**Try it:** Would you filter these records and copy every line that has the word "weekday"?

**Records for this exercise:**
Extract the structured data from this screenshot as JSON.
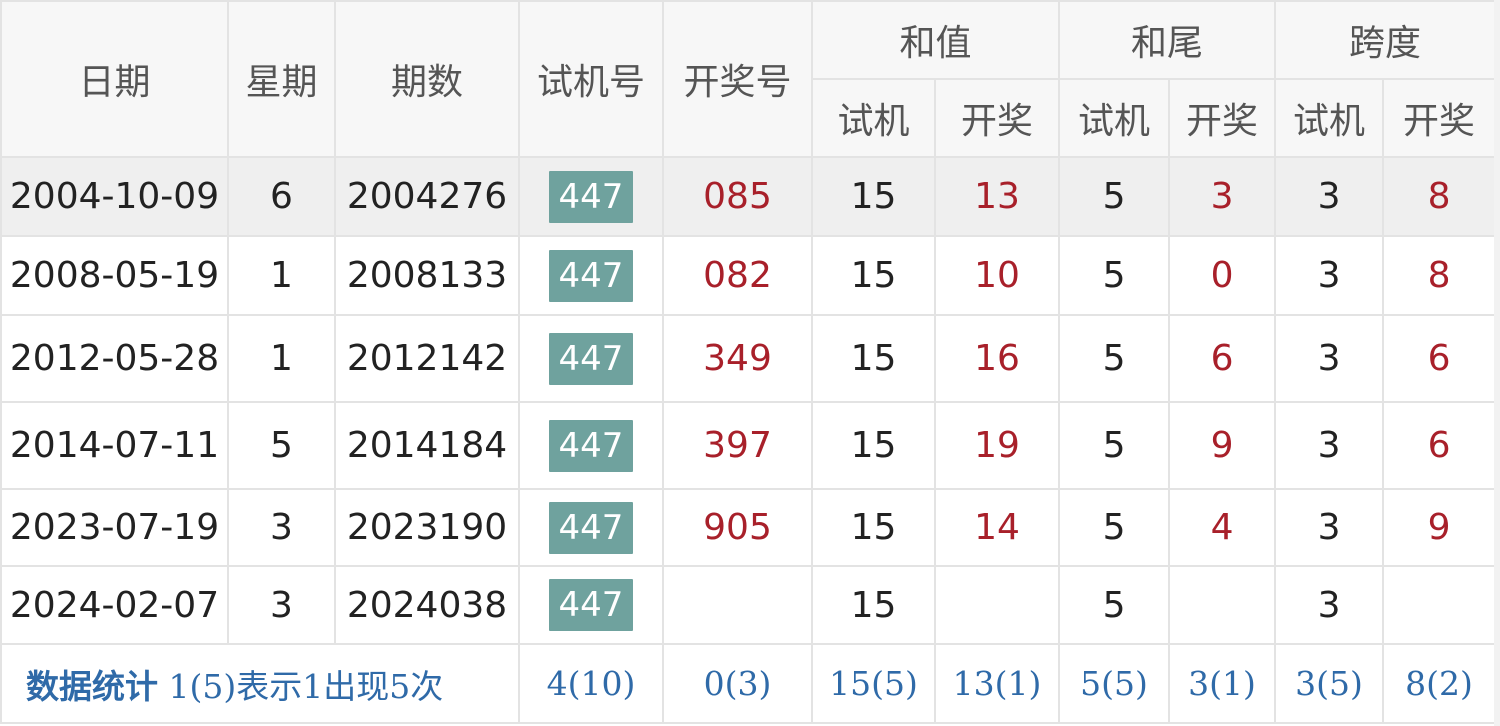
{
  "columns": {
    "date": "日期",
    "weekday": "星期",
    "issue": "期数",
    "trial_number": "试机号",
    "draw_number": "开奖号"
  },
  "groups": {
    "sum": "和值",
    "sum_tail": "和尾",
    "span": "跨度"
  },
  "subcolumns": {
    "trial": "试机",
    "draw": "开奖"
  },
  "rows": [
    {
      "date": "2004-10-09",
      "weekday": "6",
      "issue": "2004276",
      "trial": "447",
      "draw": "085",
      "sum_trial": "15",
      "sum_draw": "13",
      "tail_trial": "5",
      "tail_draw": "3",
      "span_trial": "3",
      "span_draw": "8",
      "highlight": true
    },
    {
      "date": "2008-05-19",
      "weekday": "1",
      "issue": "2008133",
      "trial": "447",
      "draw": "082",
      "sum_trial": "15",
      "sum_draw": "10",
      "tail_trial": "5",
      "tail_draw": "0",
      "span_trial": "3",
      "span_draw": "8",
      "highlight": false
    },
    {
      "date": "2012-05-28",
      "weekday": "1",
      "issue": "2012142",
      "trial": "447",
      "draw": "349",
      "sum_trial": "15",
      "sum_draw": "16",
      "tail_trial": "5",
      "tail_draw": "6",
      "span_trial": "3",
      "span_draw": "6",
      "highlight": false
    },
    {
      "date": "2014-07-11",
      "weekday": "5",
      "issue": "2014184",
      "trial": "447",
      "draw": "397",
      "sum_trial": "15",
      "sum_draw": "19",
      "tail_trial": "5",
      "tail_draw": "9",
      "span_trial": "3",
      "span_draw": "6",
      "highlight": false
    },
    {
      "date": "2023-07-19",
      "weekday": "3",
      "issue": "2023190",
      "trial": "447",
      "draw": "905",
      "sum_trial": "15",
      "sum_draw": "14",
      "tail_trial": "5",
      "tail_draw": "4",
      "span_trial": "3",
      "span_draw": "9",
      "highlight": false
    },
    {
      "date": "2024-02-07",
      "weekday": "3",
      "issue": "2024038",
      "trial": "447",
      "draw": "",
      "sum_trial": "15",
      "sum_draw": "",
      "tail_trial": "5",
      "tail_draw": "",
      "span_trial": "3",
      "span_draw": "",
      "highlight": false
    }
  ],
  "stats": {
    "label": "数据统计",
    "note": "1(5)表示1出现5次",
    "trial": "4(10)",
    "draw": "0(3)",
    "sum_trial": "15(5)",
    "sum_draw": "13(1)",
    "tail_trial": "5(5)",
    "tail_draw": "3(1)",
    "span_trial": "3(5)",
    "span_draw": "8(2)"
  },
  "colors": {
    "trial_badge_bg": "#6fa29e",
    "draw_red": "#a8202a",
    "stats_blue": "#2f6aa8",
    "header_bg": "#f7f7f7",
    "highlight_row_bg": "#efefef",
    "border": "#e3e3e3"
  }
}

**Response area:**
    "weekday": "星期",
      "weekday": "6",
      "weekday": "1",
      "weekday": "1",
      "weekday": "5",
      "weekday": "3",
      "weekday": "3",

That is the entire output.